“The president has not been forthright, so I’m not going to in any way be concerned when someone is not willing to tell the truth and won’t put up real numbers to say how they are going to control our numbers for the next 10 or 20 years,” he said.
GOP leaders also sought to hold their Conference together as Members took back-to-back votes on the CR and budget. A total of 59 Republicans voted against the CR, including 28 freshmen, but the party regrouped and voted mostly for Ryan’s budget. While some votes splintered off for the CR and the upcoming debt limit debate promises to be difficult for many vulnerable freshmen to navigate, one GOP strategist explained that all Republicans will nevertheless be unified back home over the next two weeks.
“The House GOP message is essentially the same even if you’re a rank-and-file rabble-rouser,” the strategist said. “There may be some disagreement over the degree of cuts, but the overarching goal remains the same, especially with the debt limit vote on the horizon.”

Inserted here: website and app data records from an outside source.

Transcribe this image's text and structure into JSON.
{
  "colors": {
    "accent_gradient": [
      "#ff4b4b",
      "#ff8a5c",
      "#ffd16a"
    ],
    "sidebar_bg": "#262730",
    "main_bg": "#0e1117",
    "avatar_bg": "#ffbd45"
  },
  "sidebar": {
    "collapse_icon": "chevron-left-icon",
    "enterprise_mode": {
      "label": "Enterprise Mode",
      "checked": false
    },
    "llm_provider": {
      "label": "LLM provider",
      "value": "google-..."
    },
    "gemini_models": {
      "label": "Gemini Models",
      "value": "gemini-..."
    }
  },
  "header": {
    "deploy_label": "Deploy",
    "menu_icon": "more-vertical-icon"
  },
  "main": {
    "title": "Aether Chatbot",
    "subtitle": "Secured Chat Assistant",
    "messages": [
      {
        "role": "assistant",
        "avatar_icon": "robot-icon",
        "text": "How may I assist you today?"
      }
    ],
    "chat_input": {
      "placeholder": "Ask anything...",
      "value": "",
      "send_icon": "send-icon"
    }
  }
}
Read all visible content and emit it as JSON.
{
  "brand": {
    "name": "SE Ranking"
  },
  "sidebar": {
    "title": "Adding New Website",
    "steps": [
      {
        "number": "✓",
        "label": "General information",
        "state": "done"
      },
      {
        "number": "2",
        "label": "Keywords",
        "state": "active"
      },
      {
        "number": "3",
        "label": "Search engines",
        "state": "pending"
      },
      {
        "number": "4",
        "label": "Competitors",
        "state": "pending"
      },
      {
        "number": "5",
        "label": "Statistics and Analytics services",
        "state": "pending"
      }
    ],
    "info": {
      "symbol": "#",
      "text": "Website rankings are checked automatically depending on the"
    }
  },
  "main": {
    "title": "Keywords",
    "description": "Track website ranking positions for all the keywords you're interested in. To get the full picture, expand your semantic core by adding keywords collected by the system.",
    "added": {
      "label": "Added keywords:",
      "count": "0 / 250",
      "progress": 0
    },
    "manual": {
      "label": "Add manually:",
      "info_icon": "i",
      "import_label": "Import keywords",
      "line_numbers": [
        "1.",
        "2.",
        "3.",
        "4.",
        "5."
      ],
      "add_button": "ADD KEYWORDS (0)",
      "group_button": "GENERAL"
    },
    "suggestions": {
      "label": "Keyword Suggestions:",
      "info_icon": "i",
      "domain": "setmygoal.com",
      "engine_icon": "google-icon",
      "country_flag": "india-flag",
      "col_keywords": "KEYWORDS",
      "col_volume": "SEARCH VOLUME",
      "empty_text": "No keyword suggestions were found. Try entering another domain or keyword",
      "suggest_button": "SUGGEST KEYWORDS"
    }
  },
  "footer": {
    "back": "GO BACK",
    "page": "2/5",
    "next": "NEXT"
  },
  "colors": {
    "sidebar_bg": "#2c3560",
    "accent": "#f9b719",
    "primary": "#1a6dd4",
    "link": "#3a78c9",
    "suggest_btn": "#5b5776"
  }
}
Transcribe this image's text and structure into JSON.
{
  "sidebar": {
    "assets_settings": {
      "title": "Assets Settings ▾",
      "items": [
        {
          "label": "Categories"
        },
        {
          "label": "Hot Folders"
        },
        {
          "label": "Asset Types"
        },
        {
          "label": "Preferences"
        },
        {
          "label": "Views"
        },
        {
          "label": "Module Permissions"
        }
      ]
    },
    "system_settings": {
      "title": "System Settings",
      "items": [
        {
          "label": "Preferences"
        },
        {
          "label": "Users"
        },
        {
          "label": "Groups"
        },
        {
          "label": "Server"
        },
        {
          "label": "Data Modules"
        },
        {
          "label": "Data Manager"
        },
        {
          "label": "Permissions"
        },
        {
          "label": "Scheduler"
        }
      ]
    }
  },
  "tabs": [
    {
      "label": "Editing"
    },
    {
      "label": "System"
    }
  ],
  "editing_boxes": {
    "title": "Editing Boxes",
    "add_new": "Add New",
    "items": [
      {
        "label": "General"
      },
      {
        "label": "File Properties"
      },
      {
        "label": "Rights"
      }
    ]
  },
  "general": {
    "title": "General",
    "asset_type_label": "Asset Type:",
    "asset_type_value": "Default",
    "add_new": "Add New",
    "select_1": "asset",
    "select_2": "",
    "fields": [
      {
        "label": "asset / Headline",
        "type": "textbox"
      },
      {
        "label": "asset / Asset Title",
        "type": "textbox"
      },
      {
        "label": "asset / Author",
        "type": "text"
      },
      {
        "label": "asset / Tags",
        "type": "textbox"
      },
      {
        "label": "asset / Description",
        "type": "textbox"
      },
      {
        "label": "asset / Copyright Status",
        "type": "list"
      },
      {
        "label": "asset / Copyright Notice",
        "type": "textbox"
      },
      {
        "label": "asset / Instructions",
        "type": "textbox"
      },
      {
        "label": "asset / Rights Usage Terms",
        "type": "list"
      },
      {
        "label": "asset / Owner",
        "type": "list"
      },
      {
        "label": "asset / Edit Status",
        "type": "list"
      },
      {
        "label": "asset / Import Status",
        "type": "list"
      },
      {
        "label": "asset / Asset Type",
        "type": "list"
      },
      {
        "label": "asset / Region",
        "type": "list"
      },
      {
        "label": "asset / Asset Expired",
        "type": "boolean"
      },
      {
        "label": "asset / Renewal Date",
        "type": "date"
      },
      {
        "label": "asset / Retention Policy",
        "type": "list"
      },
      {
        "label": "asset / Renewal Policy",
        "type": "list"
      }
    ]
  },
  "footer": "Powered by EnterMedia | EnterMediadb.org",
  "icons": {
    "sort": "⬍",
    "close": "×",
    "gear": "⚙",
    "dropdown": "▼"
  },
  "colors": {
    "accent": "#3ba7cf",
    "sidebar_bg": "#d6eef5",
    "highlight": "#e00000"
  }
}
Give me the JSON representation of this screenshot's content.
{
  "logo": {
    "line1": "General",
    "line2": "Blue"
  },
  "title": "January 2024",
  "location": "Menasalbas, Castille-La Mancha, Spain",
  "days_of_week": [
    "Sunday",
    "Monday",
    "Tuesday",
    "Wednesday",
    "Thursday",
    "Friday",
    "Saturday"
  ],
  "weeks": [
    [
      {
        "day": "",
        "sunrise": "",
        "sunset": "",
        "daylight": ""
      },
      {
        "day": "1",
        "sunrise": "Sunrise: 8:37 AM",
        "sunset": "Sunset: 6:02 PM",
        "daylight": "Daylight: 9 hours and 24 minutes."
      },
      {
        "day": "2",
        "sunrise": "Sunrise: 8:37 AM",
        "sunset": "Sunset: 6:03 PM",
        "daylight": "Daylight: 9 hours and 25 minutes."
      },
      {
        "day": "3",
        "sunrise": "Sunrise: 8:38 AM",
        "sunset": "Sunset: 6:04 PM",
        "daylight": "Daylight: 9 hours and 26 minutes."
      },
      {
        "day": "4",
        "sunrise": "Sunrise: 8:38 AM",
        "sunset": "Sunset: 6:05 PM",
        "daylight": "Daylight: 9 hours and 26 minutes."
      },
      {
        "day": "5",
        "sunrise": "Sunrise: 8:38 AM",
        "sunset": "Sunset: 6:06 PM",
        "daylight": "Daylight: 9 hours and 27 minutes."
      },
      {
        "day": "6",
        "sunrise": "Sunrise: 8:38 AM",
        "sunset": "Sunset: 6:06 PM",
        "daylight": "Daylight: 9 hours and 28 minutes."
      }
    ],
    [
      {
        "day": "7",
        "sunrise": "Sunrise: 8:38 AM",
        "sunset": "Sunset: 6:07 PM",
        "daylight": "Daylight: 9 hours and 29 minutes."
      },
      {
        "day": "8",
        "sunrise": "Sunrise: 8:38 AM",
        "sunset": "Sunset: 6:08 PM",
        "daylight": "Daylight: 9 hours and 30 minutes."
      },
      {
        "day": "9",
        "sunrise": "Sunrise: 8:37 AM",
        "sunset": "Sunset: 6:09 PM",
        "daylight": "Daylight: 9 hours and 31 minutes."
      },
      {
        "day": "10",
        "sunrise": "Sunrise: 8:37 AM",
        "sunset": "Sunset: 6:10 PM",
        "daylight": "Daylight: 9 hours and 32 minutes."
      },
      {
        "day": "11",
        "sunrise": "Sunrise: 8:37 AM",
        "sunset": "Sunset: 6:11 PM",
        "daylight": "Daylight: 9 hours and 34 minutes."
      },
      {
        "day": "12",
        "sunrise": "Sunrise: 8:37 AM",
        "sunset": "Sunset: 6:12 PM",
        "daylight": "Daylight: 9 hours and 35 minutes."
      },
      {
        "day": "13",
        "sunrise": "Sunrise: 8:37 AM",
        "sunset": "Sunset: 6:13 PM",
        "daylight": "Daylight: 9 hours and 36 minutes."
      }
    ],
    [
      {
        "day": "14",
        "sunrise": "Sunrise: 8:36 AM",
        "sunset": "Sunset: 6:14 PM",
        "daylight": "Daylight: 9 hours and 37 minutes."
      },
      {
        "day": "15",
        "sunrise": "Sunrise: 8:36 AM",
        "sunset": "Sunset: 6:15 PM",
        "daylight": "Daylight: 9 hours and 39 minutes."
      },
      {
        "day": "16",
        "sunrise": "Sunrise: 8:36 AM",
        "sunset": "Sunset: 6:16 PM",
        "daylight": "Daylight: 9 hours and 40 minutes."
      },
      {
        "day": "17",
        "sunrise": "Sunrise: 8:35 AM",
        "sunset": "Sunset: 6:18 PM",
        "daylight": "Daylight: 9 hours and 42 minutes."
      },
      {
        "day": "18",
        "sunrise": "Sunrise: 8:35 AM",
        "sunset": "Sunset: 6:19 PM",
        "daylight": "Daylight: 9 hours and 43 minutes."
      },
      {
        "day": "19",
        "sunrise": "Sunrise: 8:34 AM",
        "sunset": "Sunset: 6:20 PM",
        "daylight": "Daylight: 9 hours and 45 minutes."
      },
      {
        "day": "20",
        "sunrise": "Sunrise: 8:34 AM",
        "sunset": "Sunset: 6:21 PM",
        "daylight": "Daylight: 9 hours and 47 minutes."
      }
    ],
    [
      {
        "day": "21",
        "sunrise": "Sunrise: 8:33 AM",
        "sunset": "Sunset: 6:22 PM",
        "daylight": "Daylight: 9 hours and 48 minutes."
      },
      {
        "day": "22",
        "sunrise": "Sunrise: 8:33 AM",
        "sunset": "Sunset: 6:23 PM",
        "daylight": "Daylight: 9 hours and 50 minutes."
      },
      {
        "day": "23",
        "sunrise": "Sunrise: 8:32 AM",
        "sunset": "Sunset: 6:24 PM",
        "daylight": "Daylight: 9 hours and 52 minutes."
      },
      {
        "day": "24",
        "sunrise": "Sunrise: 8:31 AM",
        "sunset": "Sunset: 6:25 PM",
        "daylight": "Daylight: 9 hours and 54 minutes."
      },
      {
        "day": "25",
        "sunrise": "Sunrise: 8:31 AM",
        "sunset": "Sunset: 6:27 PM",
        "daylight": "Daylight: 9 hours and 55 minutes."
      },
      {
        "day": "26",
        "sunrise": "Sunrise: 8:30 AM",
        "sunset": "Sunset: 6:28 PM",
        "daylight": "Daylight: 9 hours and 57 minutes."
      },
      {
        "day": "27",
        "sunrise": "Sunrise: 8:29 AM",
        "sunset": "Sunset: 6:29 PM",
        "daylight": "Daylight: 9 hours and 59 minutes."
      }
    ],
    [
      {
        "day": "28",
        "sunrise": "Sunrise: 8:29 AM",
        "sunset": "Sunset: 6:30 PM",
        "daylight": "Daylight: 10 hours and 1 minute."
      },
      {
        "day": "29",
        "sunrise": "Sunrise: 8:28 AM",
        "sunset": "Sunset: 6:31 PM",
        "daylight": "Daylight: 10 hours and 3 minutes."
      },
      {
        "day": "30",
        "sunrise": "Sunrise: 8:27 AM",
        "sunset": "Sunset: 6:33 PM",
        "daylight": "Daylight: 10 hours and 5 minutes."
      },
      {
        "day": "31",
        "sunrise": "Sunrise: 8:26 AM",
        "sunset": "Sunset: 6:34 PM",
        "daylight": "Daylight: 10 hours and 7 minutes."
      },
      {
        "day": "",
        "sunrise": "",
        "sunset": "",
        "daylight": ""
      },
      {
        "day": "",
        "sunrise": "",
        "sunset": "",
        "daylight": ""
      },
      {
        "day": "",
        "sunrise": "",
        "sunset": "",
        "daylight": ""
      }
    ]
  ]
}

Hillary Rodham Clinton, center, along with former Secretary of State Madeleine Albright, right, and Annette Tilleman-Dick, left, wife for former Rep. Tom Lanots, D-Calif. Clinton was honored with the Tom Lantos Human Rights Prize during a ceremony last week at the Cannon House Office Building. Previous winners include the Dalai Lama and Elie Wiesel.
Each year since 1990, CQ Roll Call has reviewed the financial disclosures of all 541 senators, representatives and delegates to determine the 50 richest members of Congress. This year's report, derived from forms covering the calendar year 2012, shows it took a net worth of $6.67 million to crack the exclusive club.